To do
Exactly as written, return every line of the data below apart from the pictures.

►

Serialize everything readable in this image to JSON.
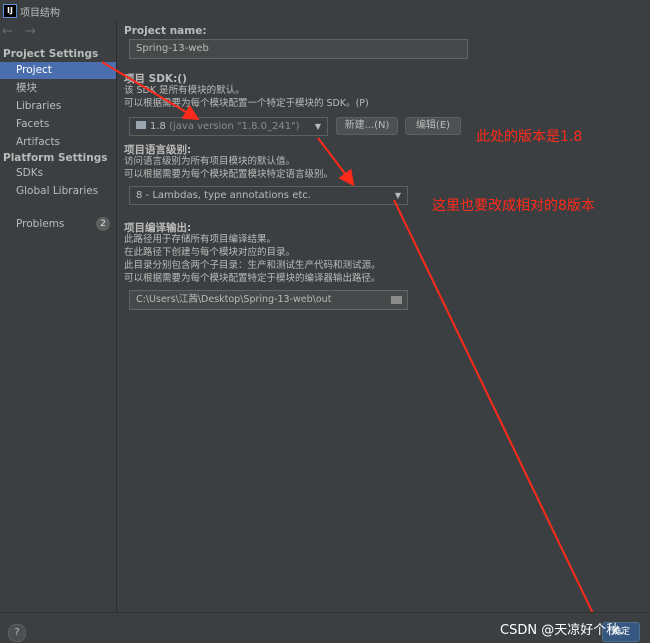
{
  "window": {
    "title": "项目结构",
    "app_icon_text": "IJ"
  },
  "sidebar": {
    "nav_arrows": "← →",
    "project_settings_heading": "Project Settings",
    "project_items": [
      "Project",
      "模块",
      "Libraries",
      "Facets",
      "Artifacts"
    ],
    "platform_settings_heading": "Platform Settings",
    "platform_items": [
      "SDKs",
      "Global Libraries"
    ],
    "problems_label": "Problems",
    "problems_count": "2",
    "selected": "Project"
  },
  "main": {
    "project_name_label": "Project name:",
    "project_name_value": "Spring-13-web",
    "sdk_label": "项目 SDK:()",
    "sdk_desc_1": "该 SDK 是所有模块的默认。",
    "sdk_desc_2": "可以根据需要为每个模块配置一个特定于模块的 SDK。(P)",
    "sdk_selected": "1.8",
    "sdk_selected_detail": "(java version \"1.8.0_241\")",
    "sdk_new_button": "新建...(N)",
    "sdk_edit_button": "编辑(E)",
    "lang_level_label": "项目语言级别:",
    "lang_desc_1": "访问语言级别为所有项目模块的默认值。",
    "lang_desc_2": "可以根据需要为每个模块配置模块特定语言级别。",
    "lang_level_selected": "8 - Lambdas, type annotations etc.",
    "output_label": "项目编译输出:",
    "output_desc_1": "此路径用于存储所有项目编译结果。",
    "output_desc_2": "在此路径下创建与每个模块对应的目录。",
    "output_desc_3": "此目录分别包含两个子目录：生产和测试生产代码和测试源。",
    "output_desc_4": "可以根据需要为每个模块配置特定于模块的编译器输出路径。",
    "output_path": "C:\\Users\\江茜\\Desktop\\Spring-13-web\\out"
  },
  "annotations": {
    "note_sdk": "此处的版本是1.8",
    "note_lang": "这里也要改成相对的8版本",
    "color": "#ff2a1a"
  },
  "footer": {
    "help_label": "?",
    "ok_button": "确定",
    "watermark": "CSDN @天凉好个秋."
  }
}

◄

Worked solution
Serialize everything readable in this image to JSON.
{
  "window": {
    "title": "项目结构",
    "app_icon_text": "IJ"
  },
  "sidebar": {
    "nav_arrows": "← →",
    "project_settings_heading": "Project Settings",
    "project_items": [
      "Project",
      "模块",
      "Libraries",
      "Facets",
      "Artifacts"
    ],
    "platform_settings_heading": "Platform Settings",
    "platform_items": [
      "SDKs",
      "Global Libraries"
    ],
    "problems_label": "Problems",
    "problems_count": "2",
    "selected": "Project"
  },
  "main": {
    "project_name_label": "Project name:",
    "project_name_value": "Spring-13-web",
    "sdk_label": "项目 SDK:()",
    "sdk_desc_1": "该 SDK 是所有模块的默认。",
    "sdk_desc_2": "可以根据需要为每个模块配置一个特定于模块的 SDK。(P)",
    "sdk_selected": "1.8",
    "sdk_selected_detail": "(java version \"1.8.0_241\")",
    "sdk_new_button": "新建...(N)",
    "sdk_edit_button": "编辑(E)",
    "lang_level_label": "项目语言级别:",
    "lang_desc_1": "访问语言级别为所有项目模块的默认值。",
    "lang_desc_2": "可以根据需要为每个模块配置模块特定语言级别。",
    "lang_level_selected": "8 - Lambdas, type annotations etc.",
    "output_label": "项目编译输出:",
    "output_desc_1": "此路径用于存储所有项目编译结果。",
    "output_desc_2": "在此路径下创建与每个模块对应的目录。",
    "output_desc_3": "此目录分别包含两个子目录：生产和测试生产代码和测试源。",
    "output_desc_4": "可以根据需要为每个模块配置特定于模块的编译器输出路径。",
    "output_path": "C:\\Users\\江茜\\Desktop\\Spring-13-web\\out"
  },
  "annotations": {
    "note_sdk": "此处的版本是1.8",
    "note_lang": "这里也要改成相对的8版本",
    "color": "#ff2a1a"
  },
  "footer": {
    "help_label": "?",
    "ok_button": "确定",
    "watermark": "CSDN @天凉好个秋."
  }
}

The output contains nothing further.